By, Tara Soprano – Injury Prevention Specialist
Heading out the door for a morning run may seem like a daunting task but with numerous health benefits you should reconsider hitting the snooze button. There is no shortage of evidence for the physical and mental health benefits of cardiovascular exercise like running.
Cardiovascular disease is the leading cause of death worldwide according to the Center for Disease Control. Participating in cardio based exercise can reduce the risk of diabetes, help lower blood pressure and resting heart rate, and overall reduce the risk for cardiovascular disease. The heart is a muscle and needs exercise, like any other muscle in the body, to become stronger and more efficient. Studies have shown completing 150 minutes of cardiovascular exercise per week significantly reduces mortality. Over the span of a week this could look like (5) 30-minute sessions. These sessions should be done at moderate intensity. A good gauge of moderate intensity is being able to hold a conversation in full or near full sentences while exercising.
Helps prevent neurodegenerative disease.

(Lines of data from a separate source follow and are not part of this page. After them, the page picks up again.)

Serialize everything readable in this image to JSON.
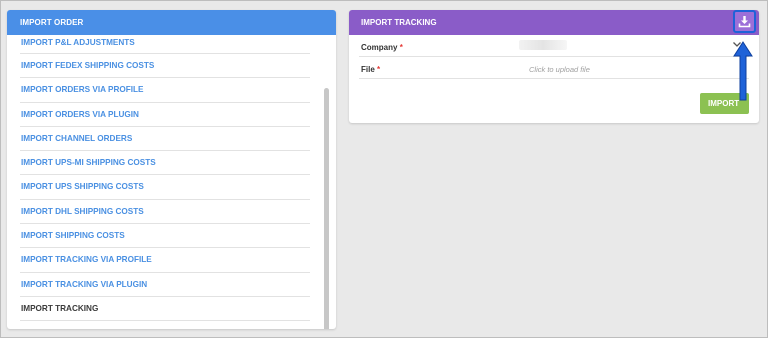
{
  "left_panel": {
    "title": "IMPORT ORDER",
    "items": [
      {
        "label": "IMPORT P&L ADJUSTMENTS"
      },
      {
        "label": "IMPORT FEDEX SHIPPING COSTS"
      },
      {
        "label": "IMPORT ORDERS VIA PROFILE"
      },
      {
        "label": "IMPORT ORDERS VIA PLUGIN"
      },
      {
        "label": "IMPORT CHANNEL ORDERS"
      },
      {
        "label": "IMPORT UPS-MI SHIPPING COSTS"
      },
      {
        "label": "IMPORT UPS SHIPPING COSTS"
      },
      {
        "label": "IMPORT DHL SHIPPING COSTS"
      },
      {
        "label": "IMPORT SHIPPING COSTS"
      },
      {
        "label": "IMPORT TRACKING VIA PROFILE"
      },
      {
        "label": "IMPORT TRACKING VIA PLUGIN"
      },
      {
        "label": "IMPORT TRACKING",
        "active": true
      }
    ]
  },
  "right_panel": {
    "title": "IMPORT TRACKING",
    "download_icon": "download-icon",
    "company": {
      "label": "Company",
      "required": "*",
      "icon": "chevron-down-icon"
    },
    "file": {
      "label": "File",
      "required": "*",
      "placeholder": "Click to upload file"
    },
    "import_button": "IMPORT"
  },
  "colors": {
    "left_header": "#4a8fe7",
    "right_header": "#8a5cc8",
    "link": "#4a90e2",
    "import_button": "#8cc152",
    "highlight": "#1e62d8"
  }
}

Neurodegenerative diseases are chronic conditions that affect the brain and neurons. Dementia, ALS, and Parkinsons are some examples of neurodegenerative diseases. Exercise stimulates the formation of new blood vessels and brain cell growth. The formation of these new structures can improve brain performance and prevent cognitive decline commonly associated with aging. Exercise really is the fountain of youth!

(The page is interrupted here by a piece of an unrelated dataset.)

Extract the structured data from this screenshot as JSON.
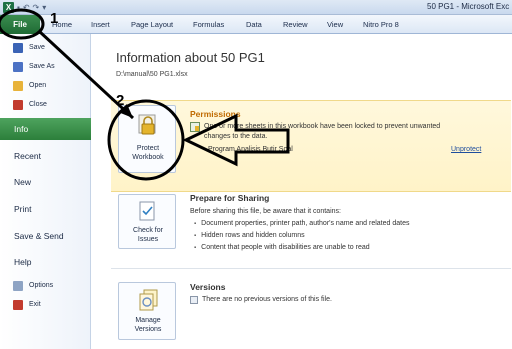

Getting up for your morning run also has a positive impact on your mental health.
Research has shown that moderate cardiovascular exercise has a positive impact on conditions like depression and anxiety. It is notable that any amount of physical activity, even below the recommended 150 minutes per week, had a positive impact on major depressive episodes and symptoms of depression and anxiety.

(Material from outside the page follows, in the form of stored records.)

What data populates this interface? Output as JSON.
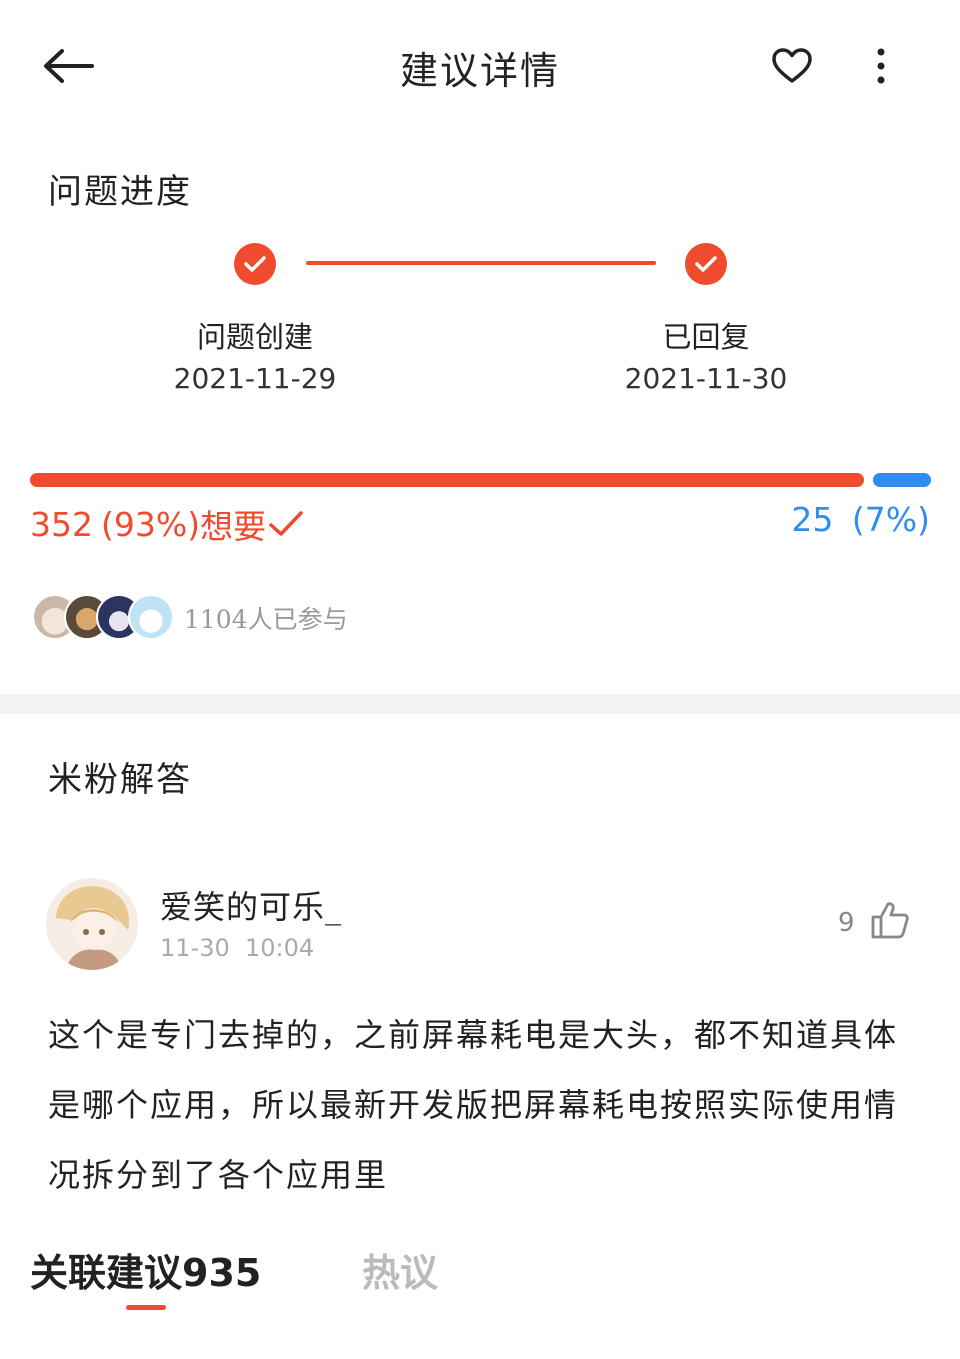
{
  "header": {
    "title": "建议详情"
  },
  "progress": {
    "section_title": "问题进度",
    "steps": [
      {
        "label": "问题创建",
        "date": "2021-11-29"
      },
      {
        "label": "已回复",
        "date": "2021-11-30"
      }
    ]
  },
  "vote": {
    "want_count": "352",
    "want_percent": "(93%)",
    "want_label": "想要",
    "want_fraction": 0.93,
    "not_want_count": "25",
    "not_want_percent": "(7%)",
    "want_color": "#f04b2f",
    "not_want_color": "#2f8cf0"
  },
  "participants": {
    "text": "1104人已参与"
  },
  "answers": {
    "section_title": "米粉解答",
    "items": [
      {
        "username": "爱笑的可乐_",
        "time": "11-30  10:04",
        "likes": "9",
        "content": "这个是专门去掉的，之前屏幕耗电是大头，都不知道具体是哪个应用，所以最新开发版把屏幕耗电按照实际使用情况拆分到了各个应用里"
      }
    ]
  },
  "tabs": [
    {
      "label": "关联建议935",
      "active": true
    },
    {
      "label": "热议",
      "active": false
    }
  ]
}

Viewing morning sunlight within one hour of waking has been shown to have a number of health benefits like improved sleep and performance. Viewing low angle morning sun stimulates the release of cortisol which is ideal in the morning hours. This early release of cortisol will help prepare your body for sleep later that night. Viewing morning sunlight on your run will also help regulate your circadian clock which is the body’s alarm clock for anticipating sleep and wake times.
If you are looking to make improvements in many areas of your life, starting with one anchor habit may be the trick.
Stacking your habits is a great way to start new habits by adding on to existing routines. For example, if you commit to a morning run you can improve your mobility by doing a quick five minute warm-up before. Using your morning run as your anchor habit can help make small 1% changes in other areas.
What could starting this new habit look like in practice? While 150 minutes a week is recommended for adults, beginners can work up to that with time. Keep the intensity moderate by using a walk/run combo until you are ready for the full 30 minutes. Alternate walking and running in a 1:1 ratio and slowly ramp up over time. Moderate intensity should feel like work but not so intense that you cannot speak in near full sentences.
Getting out the door for a run in the morning has positive mental and physical health benefits. 30 minutes a day of a moderate intensity run or jog can improve your mood, keep cardiovascular disease at bay, help you get better sleep at night, and could unlock more 1% changes with your new found routine.
About Injury Prevention Specialist Tara Soprano:
Tara Soprano is an Injury Prevention Specialist and an athletic trainer working in the suburbs of Chicago. She received her BS in athletic training from West Chester University of PA and MS in rehabilitation science from California University of PA. Tara has worked in a variety of settings including high school and collegiate sports, sports medicine, orthopedic surgery, and human performance.
About O2X Human Performance:
O2X Human Performance provides comprehensive, science-backed programs to hundreds of public safety departments, federal agencies, and the military. O2X works with clients to elevate culture, improve mental and physical wellbeing, support healthy lifestyles, and reduce healthcare costs associated with injuries and illnesses. Driven by results and cutting edge research, O2X programs are designed and delivered by a team of Special Operations veterans, high level athletes, and hundreds of leading experts in their respective fields of human performance.